While there are plenty of good news stories in Canada we can point to, efforts are largely small in scale and piecemeal in their approaches. What Canada needs is a circular economy innovation strategy and coordinated action plan that provides a cohesive vision for the future, maximizes the benefits and keeps our industries competitive in this rapidly evolving space.

Systems change is difficult. It will take a coordinated approach and scaled-up investments in collaboration models, knowledge and information sharing and critical infrastructure. Through the work of Circular Economy Leadership Canada (CELC) and the Canada Plastics Pact (CPP), we have been learning by doing. At CPP, we have 90 partners from across the entire plastics value chain working together to tackle the root causes of plastics pollution, guided by a strategic Roadmap to 2025

I am encouraged by preliminary conversations currently underway about developing a national circular economy strategy which can link to existing initiatives, including Canada’s new Emissions Reduction Plan. We need to be sure this strategy goes beyond the status quo that is focused on waste management and recycling to truly rethink our current linear approaches.

In nature, there is no waste. We can use nature as our model and mentor to design a future for Canada that minimizes inefficiencies and “waste” in all of its forms. We must embrace a regenerative biosphere and a circular technosphere where we store our raw materials during their use phases and then cycle them back for future uses. We must also consider circular economy principles and strategies at different scales – from the product and material level to the company and community level, right up to our global supply chains.

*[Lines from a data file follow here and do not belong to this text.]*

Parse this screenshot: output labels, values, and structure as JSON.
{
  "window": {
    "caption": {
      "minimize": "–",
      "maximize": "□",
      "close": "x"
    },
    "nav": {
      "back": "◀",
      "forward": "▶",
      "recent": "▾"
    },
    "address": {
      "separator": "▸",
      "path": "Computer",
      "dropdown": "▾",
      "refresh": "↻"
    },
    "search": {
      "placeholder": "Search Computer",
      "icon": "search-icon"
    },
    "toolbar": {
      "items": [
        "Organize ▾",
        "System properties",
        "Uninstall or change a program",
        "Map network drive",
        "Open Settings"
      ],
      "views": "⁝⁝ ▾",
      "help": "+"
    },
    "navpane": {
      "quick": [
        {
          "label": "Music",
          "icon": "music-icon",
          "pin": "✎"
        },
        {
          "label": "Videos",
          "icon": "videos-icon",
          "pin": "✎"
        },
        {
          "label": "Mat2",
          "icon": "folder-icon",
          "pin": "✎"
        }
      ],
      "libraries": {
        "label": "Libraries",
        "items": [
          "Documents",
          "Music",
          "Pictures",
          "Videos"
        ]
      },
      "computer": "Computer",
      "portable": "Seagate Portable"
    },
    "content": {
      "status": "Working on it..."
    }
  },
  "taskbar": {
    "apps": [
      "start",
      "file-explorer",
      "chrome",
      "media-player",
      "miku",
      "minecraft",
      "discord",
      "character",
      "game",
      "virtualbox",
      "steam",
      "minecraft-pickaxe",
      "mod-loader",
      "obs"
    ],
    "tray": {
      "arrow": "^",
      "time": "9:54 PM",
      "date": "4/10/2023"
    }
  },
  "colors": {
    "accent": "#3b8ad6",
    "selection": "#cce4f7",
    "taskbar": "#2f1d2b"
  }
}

The global circular economy revolution is upon us – and it presents an opportunity for Canada to lead the way.

Related Content Alan Bernstein Featured Interview VideoLaunching Canada’s Cleantech Moonshots Alan Bernstein President and CEO - Canadian Institute for Advanced Research (CIFAR)
CleantechPolicyStrategy
Peter Hall Headshot Featured Interview VideoChallenges and Opportunities for Canadian Cleantech Post-COVID Peter Hall Vice President & Chief Economist - Export Development Canada (EDC)
CleantechCOVID-19StrategyTech
Spotlight VideoSpotlight on Edmonton’s Hydrogen Economy
CleantechInvestment AttractionNatural ResourcesPolicy
Spotlight VideoSpotlight on Cleantech in Montreal
CleantechInnovationInvestment AttractionNatural ResourcesStrategyTech
Paul Shorthouse
Managing Director - Circular Economy Leadership Canada & Interim Managing Director - Canada Plastics Pact

Bio: Paul Shorthouse is the Managing Director of Circular Economy Leadership Canada (CELC) and the Interim Managing Director of the Canada Plastics Pact. He is a recognized economic development expert and received the Clean50 Award for 2022, which recognized him as one of the top 50 sustainability leaders in Canada helping to drive the country’s clean economy transition.

 

Organization Profiles: Circular Economy Leadership Canada (CELC) connects Canada’s circular economy community and serves as a bridge to similar networks around the world. CELC provides thought leadership, technical expertise and collaborative platforms for accelerating systems change and the transition to a low carbon, circular economy in Canada.

 

The Canada Plastics Pact (CPP) is a multi-stakeholder, industry-led, cross-value chain collaboration platform which aims to tackle plastic packaging waste and pollution by bringing together businesses, government, non-governmental organizations and other key actors in the local plastics value chain. 

CELC and CPP are independent initiatives of The Natural Step Canada, a national charity working to advance science, innovation and strategic leadership aimed at fostering a strong and inclusive economy that thrives within nature’s limits.